The card pictured had a DSP version of 1.03 (retail CT1320 came out with 1.05), and, according to Chris Byrne, who owned it a while and supplied its picture, it is noisier than a retail card (which already is quite noisy). Its back side contains a prototype notice, a 1989 copyright and some manually soldered wires (see link). Also notice the already covered Intel MCS-51 chip in the prototype.
Further versions of the card followed little later. Version 1.5 was an economy version: the CMS chips for Game Blaster compability were optional, instead there were two empty sockets.

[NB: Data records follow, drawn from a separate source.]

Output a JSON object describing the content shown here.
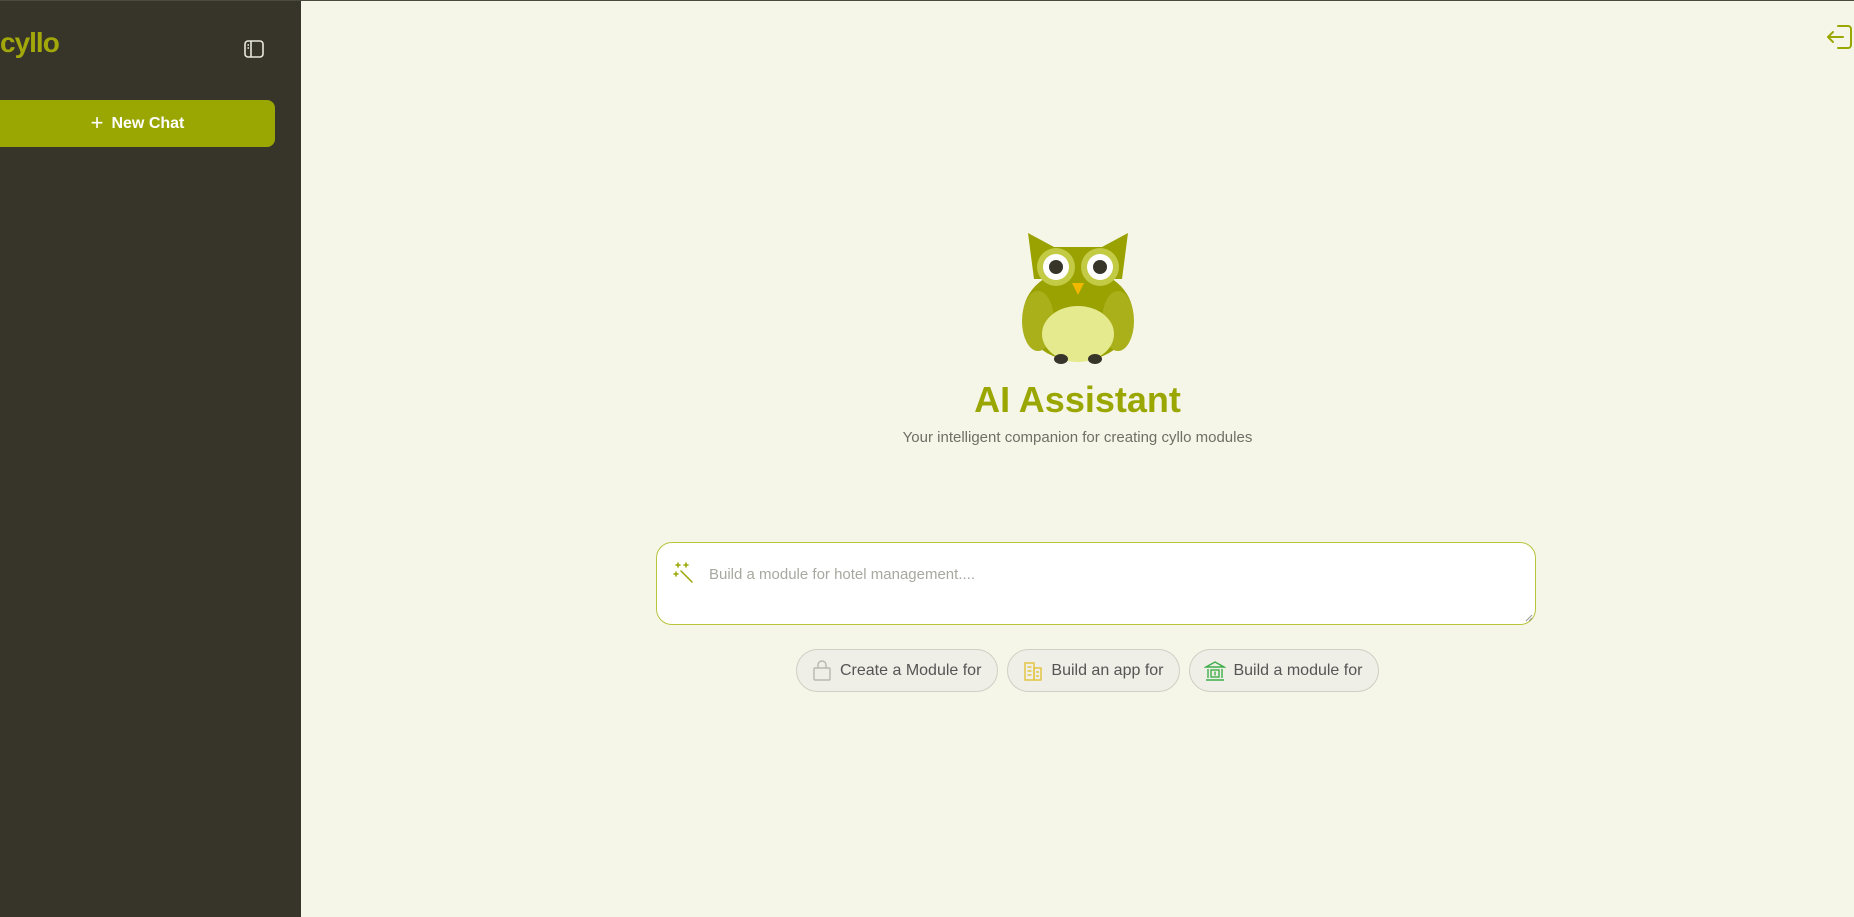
{
  "sidebar": {
    "logo": "cyllo",
    "new_chat_label": "New Chat"
  },
  "hero": {
    "title": "AI Assistant",
    "subtitle": "Your intelligent companion for creating cyllo modules"
  },
  "prompt": {
    "placeholder": "Build a module for hotel management....",
    "value": ""
  },
  "suggestions": [
    {
      "label": "Create a Module for",
      "icon": "shopping-bag-icon"
    },
    {
      "label": "Build an app for",
      "icon": "building-icon"
    },
    {
      "label": "Build a module for",
      "icon": "bank-icon"
    }
  ],
  "colors": {
    "accent": "#9aa703",
    "sidebar_bg": "#37352a",
    "main_bg": "#f5f5e8"
  }
}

Version 2.0 on the other hand saved another chip, that was also intended for CMS (a standard chip, but programmed by CL). Simultaneously, they optimized the circuit board layout, which now worked with clearly less chips. Most importantly, however, was the DMA autoinit mode that finally enabled the card to play continuously, therefore without interruption and crackling! Its last incarnation was version 2.01, which made sound playback with 44.1 Khz sampling rates (CD sampling frequency, but still only 8 bits and mono) possible.
To achieve this, Creative introduced the "Hispeed Mode", which is a nice description of what actually happens: the DSP, by the way an Intel MCS-51, was so heavily loaded in this mode (used for anything above 23 Khz), that it didn't accept any commands from outside anymore, and the rendering could only be stopped with a reset of the complete DSP!
All these improvements brought some alterations to the interface of the DSP - one of the reasons, why other companies had so heavy problems really being 100 percent compatible to this card. While malicious gossip says, this happened in order to stop competitors, I claim that this is also a result of incompetence on one hand, but also time pressure on the developers side at Creative Labs on the other hand.
A further development of the original Sound Blaster was the Sound Blaster Pro. Its main advantage to the Sound Blaster 2.01 was its the ability to play and record stereo. The latter now even at 22.05 Khz!
The DSP still only worked with 8 bits samples, but the original OPL2 received company: a second chip of this kind guaranteed stereo FM music playback - although this was rarely used by games.
Sound Blaster Pro 2.0
This card went through multiple revisions, while every revision brought improvements to the interference coming from bus transfers (one could follow his mouse movements, keyboard typing and all other live at the speakers), and very possibly also with fixes for several bugs in hardware and chipset design.
The Sound Blaster Pro 2 replaced the two OPL2 were replaced by an OPL3. It was backwards compatible with OPL2, played stereo with 18 voices with very simple panning (l/r/center), brought 4 new waveforms and supported synthesizing with 4 operators - instead of the only 2 possible with the OPL2.
Also with this card, Creative Labs obviously was a little hasty, possibly to have a competitor for the Pro Audio Spectrum in time. One notable example: Some may remember the "reverse stereo" option of some games.
According to some voices the first two revisions of the card swallowed (maybe also all, nobody exactly knows it) the first data byte, therefore the left channel, and then happily started playing on the left side - but with the second byte, hence the right channel!
Creative Labs recognized this defect and introduced an obscure code snippet, to send one byte to the card, in their program examples with the headline "enable stereo playback"...